#### REQUIRED WORK:
Using the listing below, work out the number of lines in which "JSON" appears; return only that figure.

#### EXCERPTED DATA:
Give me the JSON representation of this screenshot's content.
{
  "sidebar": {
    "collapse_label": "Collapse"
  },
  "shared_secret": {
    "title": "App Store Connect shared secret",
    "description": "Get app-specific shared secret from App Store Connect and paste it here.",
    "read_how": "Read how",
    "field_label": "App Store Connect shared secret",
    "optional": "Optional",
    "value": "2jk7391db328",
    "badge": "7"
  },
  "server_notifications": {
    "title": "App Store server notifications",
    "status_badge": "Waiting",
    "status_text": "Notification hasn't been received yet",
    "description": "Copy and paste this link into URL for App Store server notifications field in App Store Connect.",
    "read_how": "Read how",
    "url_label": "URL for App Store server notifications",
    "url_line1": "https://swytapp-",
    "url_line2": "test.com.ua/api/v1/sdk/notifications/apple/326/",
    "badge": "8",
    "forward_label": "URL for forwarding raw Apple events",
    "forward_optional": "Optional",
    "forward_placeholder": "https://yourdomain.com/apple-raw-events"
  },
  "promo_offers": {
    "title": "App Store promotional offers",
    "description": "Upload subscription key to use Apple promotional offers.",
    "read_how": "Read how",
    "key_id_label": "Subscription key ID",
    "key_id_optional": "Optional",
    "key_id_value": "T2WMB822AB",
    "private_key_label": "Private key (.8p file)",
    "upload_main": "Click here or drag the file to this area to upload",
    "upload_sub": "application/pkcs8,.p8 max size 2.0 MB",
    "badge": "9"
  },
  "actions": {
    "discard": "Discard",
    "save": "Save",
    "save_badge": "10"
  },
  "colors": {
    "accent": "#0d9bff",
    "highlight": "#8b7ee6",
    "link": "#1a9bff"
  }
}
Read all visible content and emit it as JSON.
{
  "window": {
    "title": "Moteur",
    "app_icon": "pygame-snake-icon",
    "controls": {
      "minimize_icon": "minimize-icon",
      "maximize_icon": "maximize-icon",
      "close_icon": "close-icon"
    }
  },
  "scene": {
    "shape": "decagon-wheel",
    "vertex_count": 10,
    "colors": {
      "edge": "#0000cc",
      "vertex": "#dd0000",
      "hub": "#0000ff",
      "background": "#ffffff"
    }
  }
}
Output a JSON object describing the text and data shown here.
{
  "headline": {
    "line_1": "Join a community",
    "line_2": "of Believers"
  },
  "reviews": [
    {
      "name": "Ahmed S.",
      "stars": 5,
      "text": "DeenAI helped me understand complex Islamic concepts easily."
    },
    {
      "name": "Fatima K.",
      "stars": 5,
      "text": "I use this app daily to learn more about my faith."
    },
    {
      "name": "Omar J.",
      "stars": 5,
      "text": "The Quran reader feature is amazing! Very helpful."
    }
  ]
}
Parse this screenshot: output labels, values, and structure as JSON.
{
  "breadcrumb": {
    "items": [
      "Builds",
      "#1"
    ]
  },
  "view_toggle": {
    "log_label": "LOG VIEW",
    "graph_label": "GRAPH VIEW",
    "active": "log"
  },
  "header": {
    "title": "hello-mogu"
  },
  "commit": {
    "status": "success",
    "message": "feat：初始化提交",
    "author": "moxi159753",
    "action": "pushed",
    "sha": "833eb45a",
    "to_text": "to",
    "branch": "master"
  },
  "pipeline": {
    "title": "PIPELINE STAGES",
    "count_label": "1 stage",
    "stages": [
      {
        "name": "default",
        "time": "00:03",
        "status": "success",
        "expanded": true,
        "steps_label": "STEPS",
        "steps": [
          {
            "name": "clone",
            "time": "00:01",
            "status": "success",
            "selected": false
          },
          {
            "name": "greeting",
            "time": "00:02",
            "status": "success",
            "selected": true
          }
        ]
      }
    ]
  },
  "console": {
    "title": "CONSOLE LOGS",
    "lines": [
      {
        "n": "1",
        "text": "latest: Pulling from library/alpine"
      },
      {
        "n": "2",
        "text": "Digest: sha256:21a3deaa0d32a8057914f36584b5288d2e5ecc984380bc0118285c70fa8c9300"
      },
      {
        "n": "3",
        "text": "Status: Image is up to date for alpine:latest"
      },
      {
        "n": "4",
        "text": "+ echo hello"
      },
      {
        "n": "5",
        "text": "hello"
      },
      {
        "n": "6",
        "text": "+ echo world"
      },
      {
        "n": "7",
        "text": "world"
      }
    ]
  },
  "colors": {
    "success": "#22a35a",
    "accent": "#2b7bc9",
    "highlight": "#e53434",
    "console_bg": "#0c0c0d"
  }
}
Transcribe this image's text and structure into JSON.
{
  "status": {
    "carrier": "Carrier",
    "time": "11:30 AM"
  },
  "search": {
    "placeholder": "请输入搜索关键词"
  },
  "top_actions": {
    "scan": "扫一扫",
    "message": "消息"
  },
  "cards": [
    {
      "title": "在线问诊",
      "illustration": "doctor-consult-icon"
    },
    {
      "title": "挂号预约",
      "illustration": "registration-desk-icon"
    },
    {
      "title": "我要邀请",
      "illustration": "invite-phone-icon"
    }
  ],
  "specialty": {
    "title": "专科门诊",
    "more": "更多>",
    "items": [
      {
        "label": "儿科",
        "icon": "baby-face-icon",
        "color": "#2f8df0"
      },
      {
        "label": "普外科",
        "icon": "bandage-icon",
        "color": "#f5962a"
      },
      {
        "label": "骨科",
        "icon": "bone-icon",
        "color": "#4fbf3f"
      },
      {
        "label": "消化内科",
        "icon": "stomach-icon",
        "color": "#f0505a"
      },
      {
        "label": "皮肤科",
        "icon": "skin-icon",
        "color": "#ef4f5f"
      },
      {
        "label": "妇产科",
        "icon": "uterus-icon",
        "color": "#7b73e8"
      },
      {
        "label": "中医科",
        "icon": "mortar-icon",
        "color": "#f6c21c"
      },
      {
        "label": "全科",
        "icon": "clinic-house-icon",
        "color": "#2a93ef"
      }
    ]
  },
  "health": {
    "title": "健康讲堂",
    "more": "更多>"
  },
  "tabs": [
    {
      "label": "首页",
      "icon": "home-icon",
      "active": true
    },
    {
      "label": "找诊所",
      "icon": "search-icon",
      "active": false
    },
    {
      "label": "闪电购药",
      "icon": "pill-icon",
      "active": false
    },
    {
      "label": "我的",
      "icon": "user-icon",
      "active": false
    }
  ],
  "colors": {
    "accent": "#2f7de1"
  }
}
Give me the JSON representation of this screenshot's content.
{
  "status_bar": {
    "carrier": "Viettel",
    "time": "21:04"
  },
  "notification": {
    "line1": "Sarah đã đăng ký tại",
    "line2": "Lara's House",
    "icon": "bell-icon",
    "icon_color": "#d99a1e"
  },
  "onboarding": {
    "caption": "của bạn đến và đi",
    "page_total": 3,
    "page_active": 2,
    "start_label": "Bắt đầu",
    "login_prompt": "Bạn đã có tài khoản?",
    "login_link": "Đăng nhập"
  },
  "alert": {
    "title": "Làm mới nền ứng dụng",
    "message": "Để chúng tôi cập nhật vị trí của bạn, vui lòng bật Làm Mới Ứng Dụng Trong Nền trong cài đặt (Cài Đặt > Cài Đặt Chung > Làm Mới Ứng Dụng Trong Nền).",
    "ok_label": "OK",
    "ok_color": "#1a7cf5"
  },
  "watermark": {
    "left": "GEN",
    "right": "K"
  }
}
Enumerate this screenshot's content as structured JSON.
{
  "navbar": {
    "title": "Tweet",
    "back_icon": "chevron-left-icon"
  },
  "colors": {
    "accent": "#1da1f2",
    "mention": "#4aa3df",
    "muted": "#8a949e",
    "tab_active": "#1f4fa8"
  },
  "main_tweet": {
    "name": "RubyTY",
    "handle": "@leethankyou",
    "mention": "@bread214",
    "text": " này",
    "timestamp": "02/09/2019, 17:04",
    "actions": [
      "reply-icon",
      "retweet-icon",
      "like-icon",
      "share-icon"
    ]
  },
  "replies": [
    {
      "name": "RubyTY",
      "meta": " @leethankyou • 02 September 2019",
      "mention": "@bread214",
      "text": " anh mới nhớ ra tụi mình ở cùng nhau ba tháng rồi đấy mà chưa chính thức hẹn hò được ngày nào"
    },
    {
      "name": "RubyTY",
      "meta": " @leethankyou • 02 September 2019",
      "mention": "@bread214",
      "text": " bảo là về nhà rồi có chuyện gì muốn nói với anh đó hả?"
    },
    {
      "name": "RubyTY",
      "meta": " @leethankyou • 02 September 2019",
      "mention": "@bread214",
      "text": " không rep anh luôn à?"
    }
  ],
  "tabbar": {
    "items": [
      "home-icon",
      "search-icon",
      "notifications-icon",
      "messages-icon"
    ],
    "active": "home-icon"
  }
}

#### WRITTEN ANSWER:
7